Troje, N. F. (2013). What is biological motion? Definition, stimuli, and paradigms. In M. D. Rutherford & V. A. Kuhlmeier (Eds.), Social Perception: Detection and Interpretation of Animacy, Agency and Intention (pp. 13–36). MIT Press. https://doi.org/10.7551/mitpress/9780262019279.003.0002
Troje, N. F., Westhoff, C., & Lavrov, M. (2005). Person identification from biological motion: Effects of structural and kinematic cues.

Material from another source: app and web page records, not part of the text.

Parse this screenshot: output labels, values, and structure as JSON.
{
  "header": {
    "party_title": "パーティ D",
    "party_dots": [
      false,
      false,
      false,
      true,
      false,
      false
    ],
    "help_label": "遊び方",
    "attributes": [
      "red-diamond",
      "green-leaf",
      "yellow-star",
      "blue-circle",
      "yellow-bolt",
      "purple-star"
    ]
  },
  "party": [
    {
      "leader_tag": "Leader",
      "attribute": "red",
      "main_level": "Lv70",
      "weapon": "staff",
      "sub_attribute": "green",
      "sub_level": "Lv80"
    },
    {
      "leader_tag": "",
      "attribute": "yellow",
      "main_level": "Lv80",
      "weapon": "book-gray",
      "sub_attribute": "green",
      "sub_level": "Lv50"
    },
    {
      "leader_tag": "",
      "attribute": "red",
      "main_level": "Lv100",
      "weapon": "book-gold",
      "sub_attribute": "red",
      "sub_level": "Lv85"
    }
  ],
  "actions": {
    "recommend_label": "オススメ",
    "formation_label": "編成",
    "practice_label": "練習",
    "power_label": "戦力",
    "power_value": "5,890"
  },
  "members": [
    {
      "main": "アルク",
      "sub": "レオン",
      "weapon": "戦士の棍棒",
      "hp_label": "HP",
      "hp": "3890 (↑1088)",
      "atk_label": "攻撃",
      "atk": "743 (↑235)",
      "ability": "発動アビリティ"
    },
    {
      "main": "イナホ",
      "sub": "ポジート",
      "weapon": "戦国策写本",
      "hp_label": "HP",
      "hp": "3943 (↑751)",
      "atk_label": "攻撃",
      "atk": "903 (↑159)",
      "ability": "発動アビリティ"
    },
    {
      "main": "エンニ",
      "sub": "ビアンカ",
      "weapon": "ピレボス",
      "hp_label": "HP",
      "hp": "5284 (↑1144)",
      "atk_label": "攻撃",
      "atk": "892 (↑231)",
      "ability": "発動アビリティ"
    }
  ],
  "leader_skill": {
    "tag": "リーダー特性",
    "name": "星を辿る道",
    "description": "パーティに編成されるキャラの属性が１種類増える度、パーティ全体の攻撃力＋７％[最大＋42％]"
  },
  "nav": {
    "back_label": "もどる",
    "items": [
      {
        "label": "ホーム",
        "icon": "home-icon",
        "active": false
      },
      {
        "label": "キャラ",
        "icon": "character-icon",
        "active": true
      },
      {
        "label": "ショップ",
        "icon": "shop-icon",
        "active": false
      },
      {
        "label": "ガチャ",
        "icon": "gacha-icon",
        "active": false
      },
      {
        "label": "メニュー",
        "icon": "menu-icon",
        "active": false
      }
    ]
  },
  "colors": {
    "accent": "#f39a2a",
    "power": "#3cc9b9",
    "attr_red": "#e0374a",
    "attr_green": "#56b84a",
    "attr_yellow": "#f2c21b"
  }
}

Perception & Psychophysics, 67(4), 667–675. https://doi.org/10.3758/BF03193523
Vignais, N., Bideau, B., Craig, C., Brault, S., Multon, F., Delamarche, P., & Kulpa, R. (2009). Does the level of graphical detail of a virtual handball thrower influence a goalkeeper’s motor response? Journal of Sports Science and Medicine, 8(4), 501–508.
Ward, P., Williams, A. M., & Bennett, S. J. (2002). Visual search and biological motion perception in tennis. Research Quarterly for Exercise and Sport, 73(1), 107–112. https://doi.org/10.1080/02701367.2002.10608997
Springer Nature remains neutral with regard to jurisdictional claims in published maps and institutional affiliations.
About this article
Cite this article
Kurz, J., Helm, F., Troje, N.F. et al. Prediction of action outcome: Effects of available information about body structure. Atten Percept Psychophys (2019) doi:10.3758/s13414-019-01883-5
- Kinematic information
- Soccer penalty
- Gaze behavior
- Structural body information